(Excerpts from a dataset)
━━━━━━━━━━━━━━━━━━━━

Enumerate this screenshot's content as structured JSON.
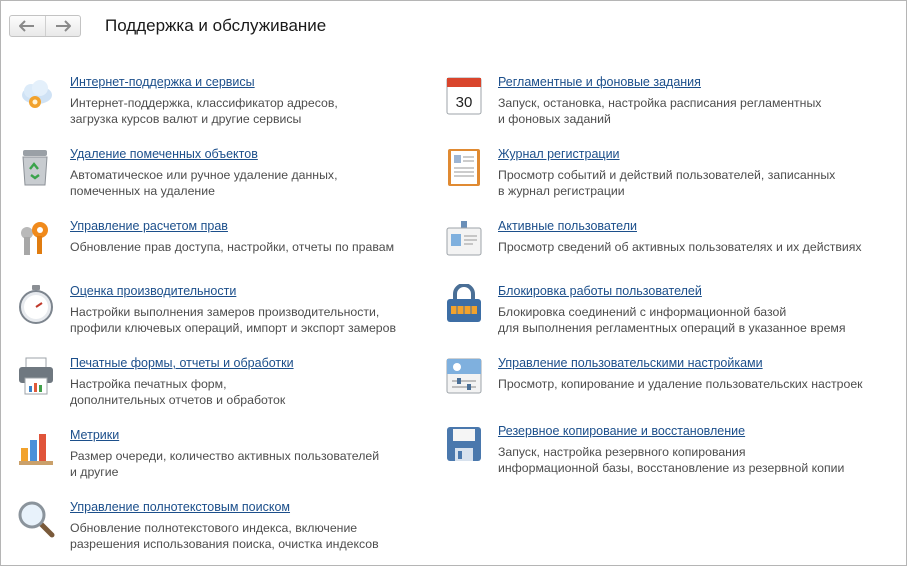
{
  "window": {
    "title": "Поддержка и обслуживание"
  },
  "nav": {
    "back_icon": "arrow-left-icon",
    "forward_icon": "arrow-right-icon"
  },
  "left_column": [
    {
      "icon": "cloud-gear-icon",
      "title": "Интернет-поддержка и сервисы",
      "desc": [
        "Интернет-поддержка, классификатор адресов,",
        "загрузка курсов валют и другие сервисы"
      ]
    },
    {
      "icon": "recycle-bin-icon",
      "title": "Удаление помеченных объектов",
      "desc": [
        "Автоматическое или ручное удаление данных,",
        "помеченных на удаление"
      ]
    },
    {
      "icon": "keys-icon",
      "title": "Управление расчетом прав",
      "desc": [
        "Обновление прав доступа, настройки, отчеты по правам"
      ]
    },
    {
      "icon": "stopwatch-icon",
      "title": "Оценка производительности",
      "desc": [
        "Настройки выполнения замеров производительности,",
        "профили ключевых операций, импорт и экспорт замеров"
      ]
    },
    {
      "icon": "printer-icon",
      "title": "Печатные формы, отчеты и обработки",
      "desc": [
        "Настройка печатных форм,",
        "дополнительных отчетов и обработок"
      ]
    },
    {
      "icon": "bar-chart-icon",
      "title": "Метрики",
      "desc": [
        "Размер очереди, количество активных пользователей",
        "и другие"
      ]
    },
    {
      "icon": "magnifier-icon",
      "title": "Управление полнотекстовым поиском",
      "desc": [
        "Обновление полнотекстового индекса, включение",
        "разрешения использования поиска, очистка индексов"
      ]
    }
  ],
  "right_column": [
    {
      "icon": "calendar-icon",
      "calendar_day": "30",
      "title": "Регламентные и фоновые задания",
      "desc": [
        "Запуск, остановка, настройка расписания регламентных",
        "и фоновых заданий"
      ]
    },
    {
      "icon": "journal-icon",
      "title": "Журнал регистрации",
      "desc": [
        "Просмотр событий и действий пользователей, записанных",
        "в журнал регистрации"
      ]
    },
    {
      "icon": "badge-icon",
      "title": "Активные пользователи",
      "desc": [
        "Просмотр сведений об активных пользователях и их действиях"
      ]
    },
    {
      "icon": "padlock-icon",
      "title": "Блокировка работы пользователей",
      "desc": [
        "Блокировка соединений с информационной базой",
        "для выполнения регламентных операций в указанное время"
      ]
    },
    {
      "icon": "user-settings-icon",
      "title": "Управление пользовательскими настройками",
      "desc": [
        "Просмотр, копирование и удаление пользовательских настроек"
      ]
    },
    {
      "icon": "floppy-disk-icon",
      "title": "Резервное копирование и восстановление",
      "desc": [
        "Запуск, настройка резервного копирования",
        "информационной базы, восстановление из резервной копии"
      ]
    }
  ]
}
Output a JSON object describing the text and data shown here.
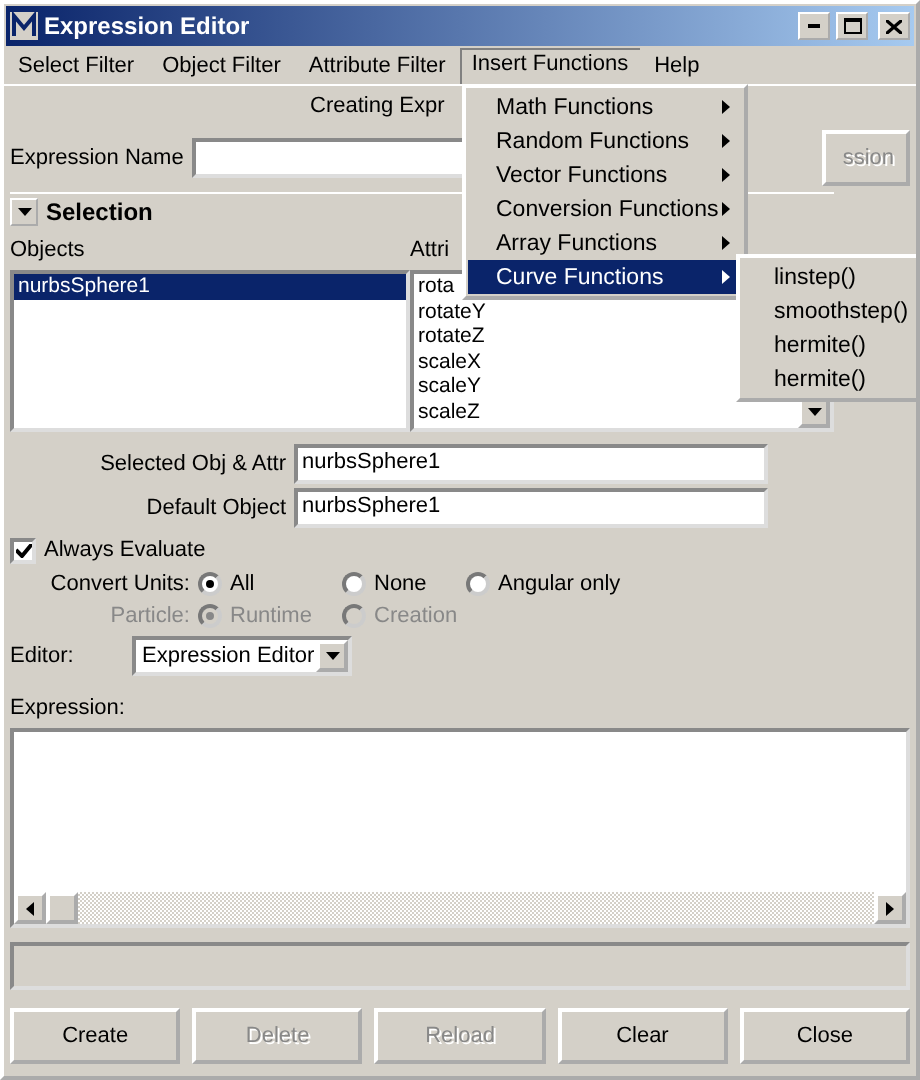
{
  "window": {
    "title": "Expression Editor"
  },
  "menu_bar": [
    {
      "label": "Select Filter",
      "selected": false
    },
    {
      "label": "Object Filter",
      "selected": false
    },
    {
      "label": "Attribute Filter",
      "selected": false
    },
    {
      "label": "Insert Functions",
      "selected": true
    },
    {
      "label": "Help",
      "selected": false
    }
  ],
  "insert_menu": [
    {
      "label": "Math Functions",
      "selected": false
    },
    {
      "label": "Random Functions",
      "selected": false
    },
    {
      "label": "Vector Functions",
      "selected": false
    },
    {
      "label": "Conversion Functions",
      "selected": false
    },
    {
      "label": "Array Functions",
      "selected": false
    },
    {
      "label": "Curve Functions",
      "selected": true
    }
  ],
  "curve_submenu": [
    "linstep()",
    "smoothstep()",
    "hermite()",
    "hermite()"
  ],
  "heading": "Creating Expr",
  "expression_name": {
    "label": "Expression Name"
  },
  "side_button": {
    "label": "ssion",
    "disabled": true
  },
  "selection": {
    "title": "Selection",
    "expanded": true,
    "objects_label": "Objects",
    "attributes_label": "Attri",
    "objects": [
      {
        "name": "nurbsSphere1",
        "selected": true
      }
    ],
    "attributes": [
      "rota",
      "rotateY",
      "rotateZ",
      "scaleX",
      "scaleY",
      "scaleZ"
    ]
  },
  "fields": [
    {
      "label": "Selected Obj & Attr",
      "value": "nurbsSphere1"
    },
    {
      "label": "Default Object",
      "value": "nurbsSphere1"
    }
  ],
  "always_evaluate": {
    "label": "Always Evaluate",
    "checked": true
  },
  "convert_units": {
    "label": "Convert Units:",
    "disabled": false,
    "options": [
      {
        "label": "All",
        "selected": true
      },
      {
        "label": "None",
        "selected": false
      },
      {
        "label": "Angular only",
        "selected": false
      }
    ]
  },
  "particle": {
    "label": "Particle:",
    "disabled": true,
    "options": [
      {
        "label": "Runtime",
        "selected": true
      },
      {
        "label": "Creation",
        "selected": false
      }
    ]
  },
  "editor": {
    "label": "Editor:",
    "value": "Expression Editor"
  },
  "expression": {
    "label": "Expression:"
  },
  "buttons": [
    {
      "label": "Create",
      "disabled": false
    },
    {
      "label": "Delete",
      "disabled": true
    },
    {
      "label": "Reload",
      "disabled": true
    },
    {
      "label": "Clear",
      "disabled": false
    },
    {
      "label": "Close",
      "disabled": false
    }
  ]
}
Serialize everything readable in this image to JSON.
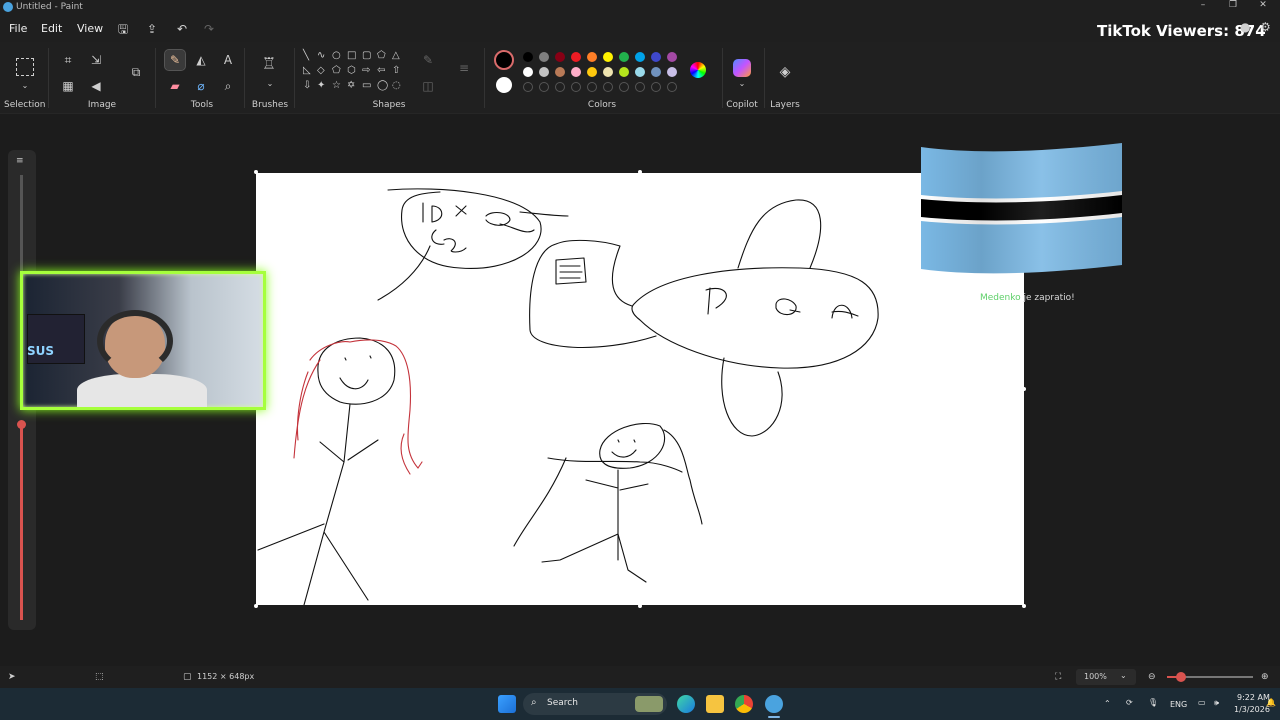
{
  "window": {
    "title": "Untitled - Paint"
  },
  "menu": {
    "file": "File",
    "edit": "Edit",
    "view": "View"
  },
  "overlay": {
    "viewers": "TikTok Viewers: 874",
    "follow_name": "Medenko",
    "follow_text": " je zapratio!"
  },
  "ribbon": {
    "groups": {
      "selection": "Selection",
      "image": "Image",
      "tools": "Tools",
      "brushes": "Brushes",
      "shapes": "Shapes",
      "colors": "Colors",
      "copilot": "Copilot",
      "layers": "Layers"
    },
    "palette_row1": [
      "#000000",
      "#7f7f7f",
      "#880015",
      "#ed1c24",
      "#ff7f27",
      "#fff200",
      "#22b14c",
      "#00a2e8",
      "#3f48cc",
      "#a349a4"
    ],
    "palette_row2": [
      "#ffffff",
      "#c3c3c3",
      "#b97a57",
      "#ffaec9",
      "#ffc90e",
      "#efe4b0",
      "#b5e61d",
      "#99d9ea",
      "#7092be",
      "#c8bfe7"
    ],
    "primary_color": "#000000",
    "secondary_color": "#ffffff"
  },
  "status": {
    "canvas_size": "1152 × 648px",
    "zoom": "100%"
  },
  "taskbar": {
    "search": "Search",
    "lang": "ENG",
    "time": "9:22 AM",
    "date": "1/3/2026"
  }
}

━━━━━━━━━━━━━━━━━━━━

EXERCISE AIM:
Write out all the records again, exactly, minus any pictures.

ANSWER TO THE EXERCISE:
Enumerate this screenshot's content as structured JSON.
{
  "window": {
    "title": "Поддержка и обслуживание"
  },
  "nav": {
    "back_icon": "arrow-left-icon",
    "forward_icon": "arrow-right-icon"
  },
  "left_column": [
    {
      "icon": "cloud-gear-icon",
      "title": "Интернет-поддержка и сервисы",
      "desc": [
        "Интернет-поддержка, классификатор адресов,",
        "загрузка курсов валют и другие сервисы"
      ]
    },
    {
      "icon": "recycle-bin-icon",
      "title": "Удаление помеченных объектов",
      "desc": [
        "Автоматическое или ручное удаление данных,",
        "помеченных на удаление"
      ]
    },
    {
      "icon": "keys-icon",
      "title": "Управление расчетом прав",
      "desc": [
        "Обновление прав доступа, настройки, отчеты по правам"
      ]
    },
    {
      "icon": "stopwatch-icon",
      "title": "Оценка производительности",
      "desc": [
        "Настройки выполнения замеров производительности,",
        "профили ключевых операций, импорт и экспорт замеров"
      ]
    },
    {
      "icon": "printer-icon",
      "title": "Печатные формы, отчеты и обработки",
      "desc": [
        "Настройка печатных форм,",
        "дополнительных отчетов и обработок"
      ]
    },
    {
      "icon": "bar-chart-icon",
      "title": "Метрики",
      "desc": [
        "Размер очереди, количество активных пользователей",
        "и другие"
      ]
    },
    {
      "icon": "magnifier-icon",
      "title": "Управление полнотекстовым поиском",
      "desc": [
        "Обновление полнотекстового индекса, включение",
        "разрешения использования поиска, очистка индексов"
      ]
    }
  ],
  "right_column": [
    {
      "icon": "calendar-icon",
      "calendar_day": "30",
      "title": "Регламентные и фоновые задания",
      "desc": [
        "Запуск, остановка, настройка расписания регламентных",
        "и фоновых заданий"
      ]
    },
    {
      "icon": "journal-icon",
      "title": "Журнал регистрации",
      "desc": [
        "Просмотр событий и действий пользователей, записанных",
        "в журнал регистрации"
      ]
    },
    {
      "icon": "badge-icon",
      "title": "Активные пользователи",
      "desc": [
        "Просмотр сведений об активных пользователях и их действиях"
      ]
    },
    {
      "icon": "padlock-icon",
      "title": "Блокировка работы пользователей",
      "desc": [
        "Блокировка соединений с информационной базой",
        "для выполнения регламентных операций в указанное время"
      ]
    },
    {
      "icon": "user-settings-icon",
      "title": "Управление пользовательскими настройками",
      "desc": [
        "Просмотр, копирование и удаление пользовательских настроек"
      ]
    },
    {
      "icon": "floppy-disk-icon",
      "title": "Резервное копирование и восстановление",
      "desc": [
        "Запуск, настройка резервного копирования",
        "информационной базы, восстановление из резервной копии"
      ]
    }
  ]
}
Output a JSON object describing the text and data shown here.
{
  "window": {
    "title": "Expression Editor"
  },
  "menu_bar": [
    {
      "label": "Select Filter",
      "selected": false
    },
    {
      "label": "Object Filter",
      "selected": false
    },
    {
      "label": "Attribute Filter",
      "selected": false
    },
    {
      "label": "Insert Functions",
      "selected": true
    },
    {
      "label": "Help",
      "selected": false
    }
  ],
  "insert_menu": [
    {
      "label": "Math Functions",
      "selected": false
    },
    {
      "label": "Random Functions",
      "selected": false
    },
    {
      "label": "Vector Functions",
      "selected": false
    },
    {
      "label": "Conversion Functions",
      "selected": false
    },
    {
      "label": "Array Functions",
      "selected": false
    },
    {
      "label": "Curve Functions",
      "selected": true
    }
  ],
  "curve_submenu": [
    "linstep()",
    "smoothstep()",
    "hermite()",
    "hermite()"
  ],
  "heading": "Creating Expr",
  "expression_name": {
    "label": "Expression Name"
  },
  "side_button": {
    "label": "ssion",
    "disabled": true
  },
  "selection": {
    "title": "Selection",
    "expanded": true,
    "objects_label": "Objects",
    "attributes_label": "Attri",
    "objects": [
      {
        "name": "nurbsSphere1",
        "selected": true
      }
    ],
    "attributes": [
      "rota",
      "rotateY",
      "rotateZ",
      "scaleX",
      "scaleY",
      "scaleZ"
    ]
  },
  "fields": [
    {
      "label": "Selected Obj & Attr",
      "value": "nurbsSphere1"
    },
    {
      "label": "Default Object",
      "value": "nurbsSphere1"
    }
  ],
  "always_evaluate": {
    "label": "Always Evaluate",
    "checked": true
  },
  "convert_units": {
    "label": "Convert Units:",
    "disabled": false,
    "options": [
      {
        "label": "All",
        "selected": true
      },
      {
        "label": "None",
        "selected": false
      },
      {
        "label": "Angular only",
        "selected": false
      }
    ]
  },
  "particle": {
    "label": "Particle:",
    "disabled": true,
    "options": [
      {
        "label": "Runtime",
        "selected": true
      },
      {
        "label": "Creation",
        "selected": false
      }
    ]
  },
  "editor": {
    "label": "Editor:",
    "value": "Expression Editor"
  },
  "expression": {
    "label": "Expression:"
  },
  "buttons": [
    {
      "label": "Create",
      "disabled": false
    },
    {
      "label": "Delete",
      "disabled": true
    },
    {
      "label": "Reload",
      "disabled": true
    },
    {
      "label": "Clear",
      "disabled": false
    },
    {
      "label": "Close",
      "disabled": false
    }
  ]
}
Serialize everything readable in this image to JSON.
{
  "window": {
    "title": "Untitled - Paint"
  },
  "menu": {
    "file": "File",
    "edit": "Edit",
    "view": "View"
  },
  "overlay": {
    "viewers": "TikTok Viewers: 874",
    "follow_name": "Medenko",
    "follow_text": " je zapratio!"
  },
  "ribbon": {
    "groups": {
      "selection": "Selection",
      "image": "Image",
      "tools": "Tools",
      "brushes": "Brushes",
      "shapes": "Shapes",
      "colors": "Colors",
      "copilot": "Copilot",
      "layers": "Layers"
    },
    "palette_row1": [
      "#000000",
      "#7f7f7f",
      "#880015",
      "#ed1c24",
      "#ff7f27",
      "#fff200",
      "#22b14c",
      "#00a2e8",
      "#3f48cc",
      "#a349a4"
    ],
    "palette_row2": [
      "#ffffff",
      "#c3c3c3",
      "#b97a57",
      "#ffaec9",
      "#ffc90e",
      "#efe4b0",
      "#b5e61d",
      "#99d9ea",
      "#7092be",
      "#c8bfe7"
    ],
    "primary_color": "#000000",
    "secondary_color": "#ffffff"
  },
  "status": {
    "canvas_size": "1152 × 648px",
    "zoom": "100%"
  },
  "taskbar": {
    "search": "Search",
    "lang": "ENG",
    "time": "9:22 AM",
    "date": "1/3/2026"
  }
}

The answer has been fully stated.